I comprehend the temptation to break the guidelines for the sake of ‘the shot,’ but it’s just not worth it. This rule was drummed into me at an early age when I went bushwalking in remote areas where there were no waste disposal services. If you take something into these areas, you require to take it out.
How can my companies be more environmentally friendly? This is something that the photographer I hung around with totally overlooked. He left drink containers, food wrappers, and utilized batteries from his video camera behind him in the coastal location that we went to. I wound up carrying his scrap out of the area in disgust. On the other hand, I’ve discovered some photographers who like to take more out of the places than they go to than simply the images that they capture.
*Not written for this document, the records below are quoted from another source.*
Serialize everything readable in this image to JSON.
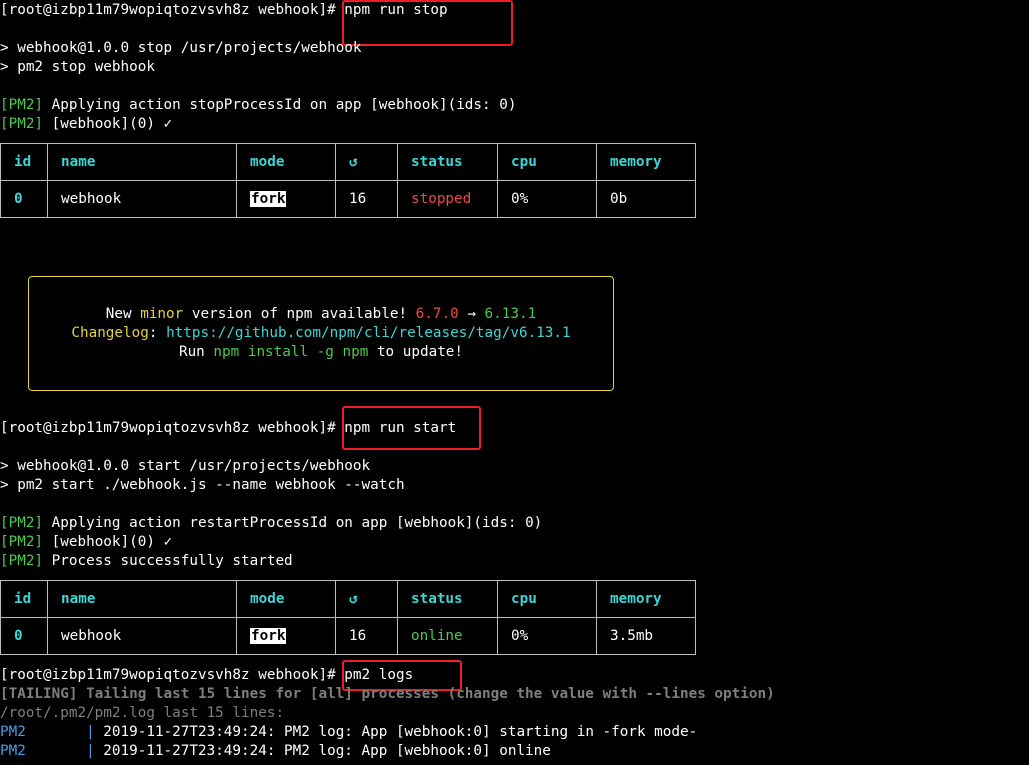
{
  "block1": {
    "prompt": "[root@izbp11m79wopiqtozvsvh8z webhook]",
    "prompt_symbol": "#",
    "command": " npm run stop",
    "script_line_1": "> webhook@1.0.0 stop /usr/projects/webhook",
    "script_line_2": "> pm2 stop webhook",
    "pm2_tag": "[PM2]",
    "log_1": " Applying action stopProcessId on app [webhook](ids: 0)",
    "log_2": " [webhook](0) ✓"
  },
  "table_headers": {
    "id": "id",
    "name": "name",
    "mode": "mode",
    "restarts": "↺",
    "status": "status",
    "cpu": "cpu",
    "memory": "memory"
  },
  "table1_row": {
    "id": "0",
    "name": "webhook",
    "mode": "fork",
    "restarts": "16",
    "status": "stopped",
    "cpu": "0%",
    "memory": "0b"
  },
  "notice": {
    "line1_a": "New ",
    "line1_b": "minor",
    "line1_c": " version of npm available! ",
    "line1_d": "6.7.0",
    "line1_e": " → ",
    "line1_f": "6.13.1",
    "line2_a": "Changelog",
    "line2_b": ": ",
    "line2_c": "https://github.com/npm/cli/releases/tag/v6.13.1",
    "line3_a": "Run ",
    "line3_b": "npm install -g npm",
    "line3_c": " to update!"
  },
  "block2": {
    "prompt": "[root@izbp11m79wopiqtozvsvh8z webhook]",
    "prompt_symbol": "#",
    "command": " npm run start",
    "script_line_1": "> webhook@1.0.0 start /usr/projects/webhook",
    "script_line_2": "> pm2 start ./webhook.js --name webhook --watch",
    "pm2_tag": "[PM2]",
    "log_1": " Applying action restartProcessId on app [webhook](ids: 0)",
    "log_2": " [webhook](0) ✓",
    "log_3": " Process successfully started"
  },
  "table2_row": {
    "id": "0",
    "name": "webhook",
    "mode": "fork",
    "restarts": "16",
    "status": "online",
    "cpu": "0%",
    "memory": "3.5mb"
  },
  "block3": {
    "prompt": "[root@izbp11m79wopiqtozvsvh8z webhook]",
    "prompt_symbol": "#",
    "command": " pm2 logs",
    "tailing": "[TAILING] Tailing last 15 lines for [all] processes (change the value with --lines option)",
    "logfile": "/root/.pm2/pm2.log last 15 lines:",
    "log_rows": [
      {
        "source": "PM2",
        "sep": "       | ",
        "text": "2019-11-27T23:49:24: PM2 log: App [webhook:0] starting in -fork mode-"
      },
      {
        "source": "PM2",
        "sep": "       | ",
        "text": "2019-11-27T23:49:24: PM2 log: App [webhook:0] online"
      }
    ]
  },
  "colors": {
    "background": "#000000",
    "pm2_green": "#4ec94e",
    "header_cyan": "#3fd5d5",
    "highlight_red": "#ee1c25",
    "stopped_red": "#f04848",
    "notice_yellow": "#e3d23a"
  }
}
When going out to do landscape photography, the temptation is to take every piece of equipment you own simply in case you require it. There are a few issues with this. To start with, you’ll wind up with a sore back if you take excessive gear. Secondly, you probably won’t utilize all of it. Third, it’ll slow you down, and it can really be damaging to the environment to take too much in.